Yesterday I did two rides, both on the same trail but each with its own group and pace. The difference in experience was striking.
Trail choice. Picture Rock Trail winds from the top of Heil Ranch north of Boulder to the town of Lyons. It’s a challenging mix of rocky/smooth and technical/flowy. In the right hands, it’s a 5-mile, slightly downhill pump track. Compared with the steep gnar I’ve been riding all season, it’s pretty mellow — and it allows me to attack with impunity.
Ride 1: Super mellow and slow with a couple new friends. It was a nice morning, and we had a nice time. My darkness wasn’t overwhelming, but it was there, kind of a heavy, dull presence. The whole ride my body hurt. Afterward I felt emotionally down, and my physical energy was low. I laid in the grass and dozed.
Ride 2: Moderate climb and fast descent with two of my main riding bros. We had a killer time. Mega stoke!
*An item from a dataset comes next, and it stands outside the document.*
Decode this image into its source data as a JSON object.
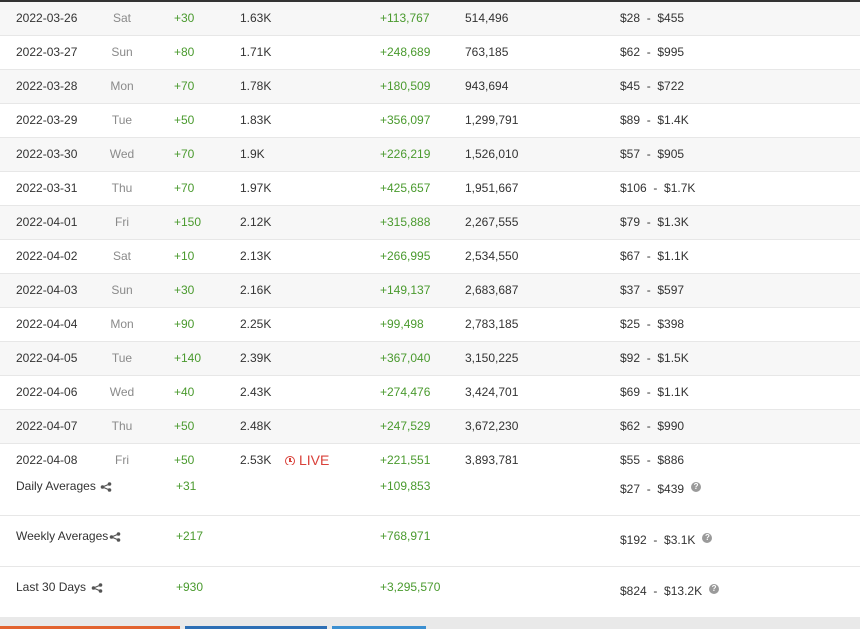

Full on Flow experience! Afterward I was super invigorated! Not a trace of the darkness.
Why was Ride 2 so much better? There are lots of variables, but here are some thoughts.
Endorphins. I have pain most of the time. Mostly in the shoulders but often all over my body; it’s a combination of physical wear and psychosomatic bad energy wayward chi; kind of like rotten electricity in the wires. Riding slow doesn’t clear the pain. Riding fast does. I think it’s the endorphins — a natural painkiller that activates when you pin it.
Finding Flow. Every serious mountain biker knows and craves this feeling. It’s that sense of no time, of no mind, when everything slows seamlessly and unconsciously. It’s the highest form of fun. Bonus: You cannot simultaneously experience Darkness and Flow.
Arousal level. One of the keys to attaining Flow is your excitement level. Too low and you’re disengaged. Too high and you’re panicking. On the first descent I was at a 2 out of 10; the second descent I was at an 8 — which is perfect for me. As a matter of fact, at the top of the descent I purposefully amped myself up. This is one key to hacking Flow.
Engagement. At low speed your Sine Wave of Love has a short wavelength and low amplitude. You basically run into every object. Bam bam bam. At high speed your Sine Wave of Love has a long wavelength and potentially high amplitude. You can hop over every rock. Braaap! That was my goal: To not run into anything and instead pump everything. When you ride like that, you’re super focused and engaged — and you have a very clear, intrinsic goal. This is another Flow trigger.
Group flow. When you find Flow by yourself, it’s one of the most wonderful, powerful experiences you can enjoy. When you find Flow in a group, it’s even more powerful. Part of it is the extra energy and aggression of wanting to hang with the crew. Part is your shared respect and sense of safety. A huge part is a shared goal: In our case to ride well. At the top of the descent I was like, Let’s make this smooth and pretty. That’s a great goal — and another Flow trigger.
Plus faster is generally funner. If you have the skills and focus, when you go fast enough the demands on your system are so extreme that your conscious mind is too slow, and your subconscious has to take over. Hence the glorious feeling of no mind. When you’re not feeling your mind, it can’t bother you.
Suspension setup. Minor but worth mentioning. Every suspension tune is a compromise. My suspension works best at my sweet-spot speed. It was OK in Ride 1 but excellent in Ride 2.
Donut power! I had a donut right before Ride 2. A bit of happiness plus lots of sugar. That can’t hurt!!
How about you? What changes your rides from “that was nice” to Mega Stoke?